Morn is a 53-year-old recycled material collector. She is married, and has two daughters and two sons. In her free time, she helps to take care of her grandchildren. Many years ago Morn had an ear infection. This infection caused both of her ear drums to perforate. As a result, Morn experiences pain, hearing loss, and ear discharge. She also has difficulty communicating clearly with others. Our medical partner, Children's Surgical Centre, is helping Morn to receive treatment. On June 8th, surgeons at Kien Khleang National Rehabilitation Centre will close the perforations in Morn's ear drums. Children's Surgical Centre is requesting $914 to fund the procedure, and to pay for medications, supplies and inpatient care. Morn says: "I hope after surgery the ear discharge will end, and my hearing finally improves."
Soro is an 18-year-old who works as a rice and vegetable farmer. He also has an older sister. In this free time, Soro enjoys playing football, going out with his friends, and listening to music. In January, when Soro was traveling, he was assaulted and stabbed on the left side of his neck. He went to a local hospital, where doctors cleaned and closed the wound. However, he has not regained movement in his left arm since returning home. Doctors diagnosed his condition as a brachial plexus injury on his left side. The brachial plexus is a nerve network that transmits signals from the spine to the shoulder, arm, and hand. Injuries to this nerve network can result in a loss of function and sensation. Currently, Soro cannot lift his arm, which means he is unable to work. Soro traveled to our medical partner, Children's Surgical Centre (CSC), for treatment, as CSC's care center is the only center in the country that provides the surgery he needs to heal. On February 15th, Soro will undergo brachial plexus repair surgery.

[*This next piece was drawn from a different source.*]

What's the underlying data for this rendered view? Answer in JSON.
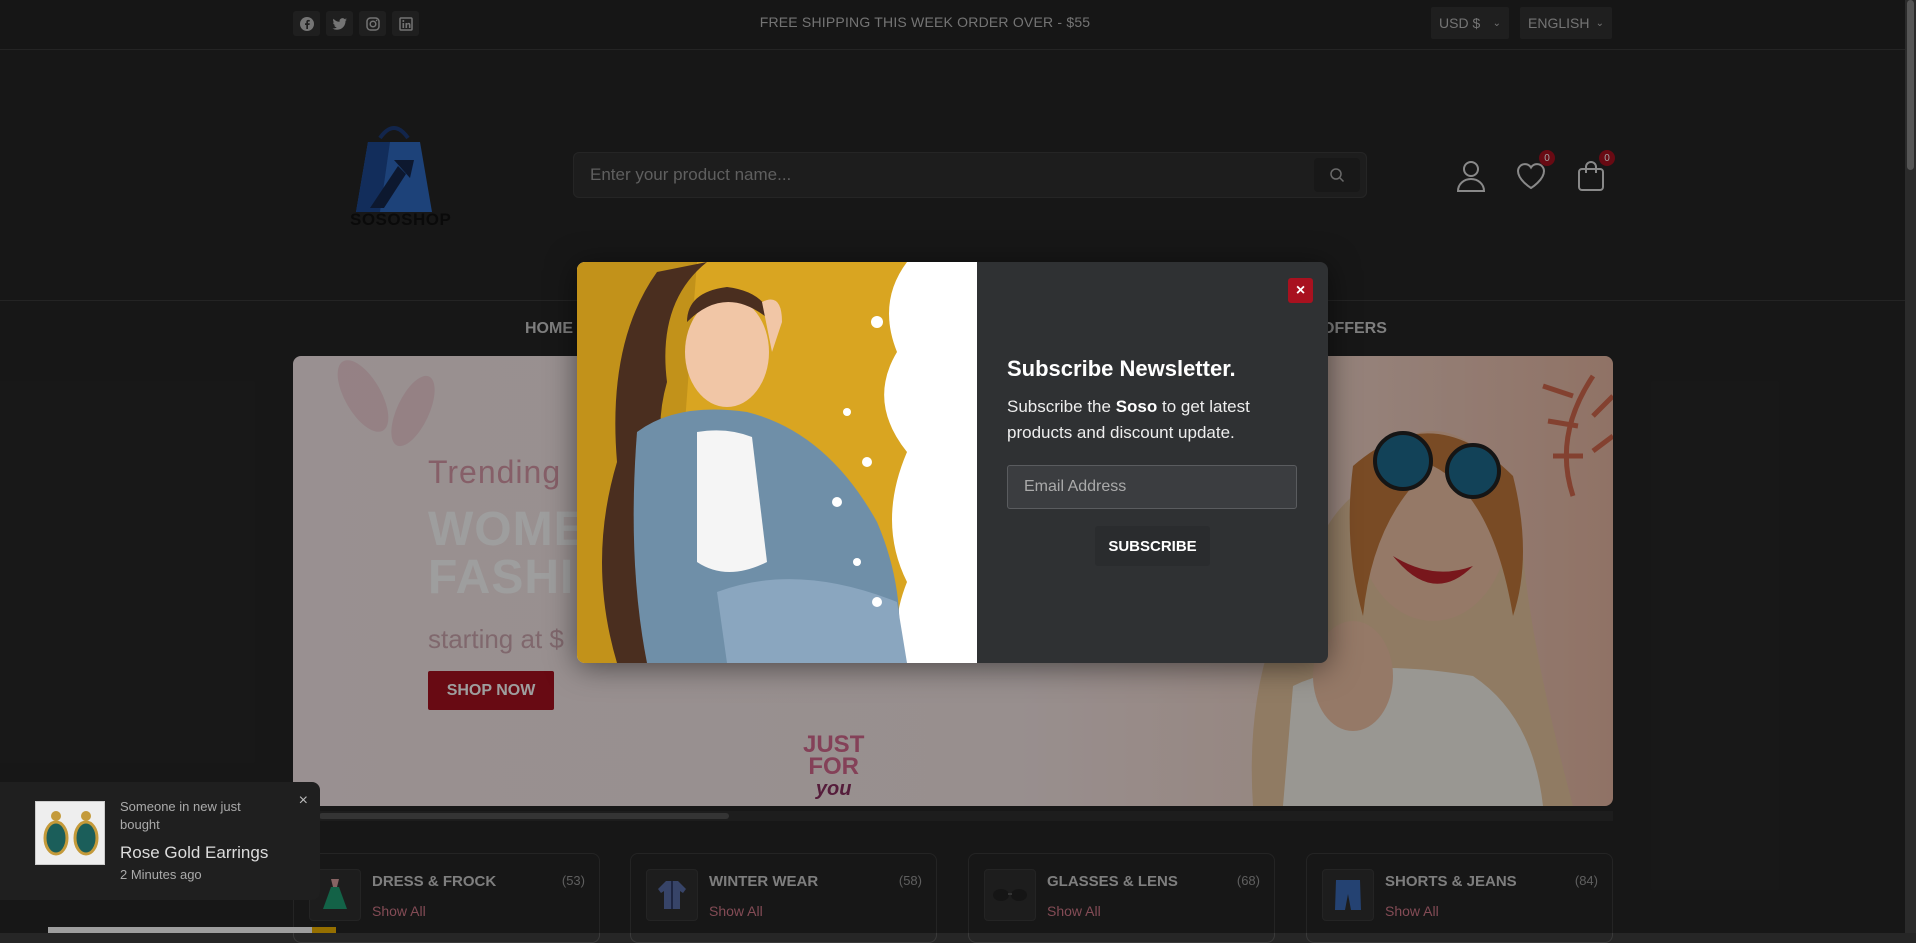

Upon recovery, he will be able to use his left arm again. CSC is requesting $696 to fund this procedure. Soro says," After surgery, I hope I can return to work and be free of pain."